_What to work on_
From the entries below, return every line that includes the word "document".
────────
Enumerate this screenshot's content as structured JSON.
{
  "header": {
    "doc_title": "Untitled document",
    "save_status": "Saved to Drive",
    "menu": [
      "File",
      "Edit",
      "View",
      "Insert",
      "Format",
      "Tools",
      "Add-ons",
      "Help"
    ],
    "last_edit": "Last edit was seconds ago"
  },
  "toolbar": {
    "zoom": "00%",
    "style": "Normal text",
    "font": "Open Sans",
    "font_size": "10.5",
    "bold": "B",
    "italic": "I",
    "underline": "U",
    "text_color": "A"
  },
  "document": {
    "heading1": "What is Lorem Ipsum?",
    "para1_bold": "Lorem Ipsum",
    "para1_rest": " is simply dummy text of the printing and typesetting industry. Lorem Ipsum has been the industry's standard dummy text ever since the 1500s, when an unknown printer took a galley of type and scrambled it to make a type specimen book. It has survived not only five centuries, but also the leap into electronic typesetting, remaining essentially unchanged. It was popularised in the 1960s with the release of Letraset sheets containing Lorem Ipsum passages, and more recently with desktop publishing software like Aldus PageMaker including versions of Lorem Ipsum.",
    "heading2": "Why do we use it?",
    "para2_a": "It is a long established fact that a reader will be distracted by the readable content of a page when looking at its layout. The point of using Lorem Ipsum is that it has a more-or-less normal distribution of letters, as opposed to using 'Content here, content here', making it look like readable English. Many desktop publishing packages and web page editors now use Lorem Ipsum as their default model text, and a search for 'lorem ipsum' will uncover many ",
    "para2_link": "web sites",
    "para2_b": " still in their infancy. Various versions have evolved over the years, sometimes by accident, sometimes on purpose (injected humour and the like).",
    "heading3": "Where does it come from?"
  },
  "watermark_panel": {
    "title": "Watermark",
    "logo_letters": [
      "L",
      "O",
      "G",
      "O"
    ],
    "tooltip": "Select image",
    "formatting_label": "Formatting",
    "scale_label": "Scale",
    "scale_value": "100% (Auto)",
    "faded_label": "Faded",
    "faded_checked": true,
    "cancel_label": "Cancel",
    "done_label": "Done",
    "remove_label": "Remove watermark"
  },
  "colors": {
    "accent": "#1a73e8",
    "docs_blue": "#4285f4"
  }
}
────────
_Task solution_
    "doc_title": "Untitled document",
  "document": {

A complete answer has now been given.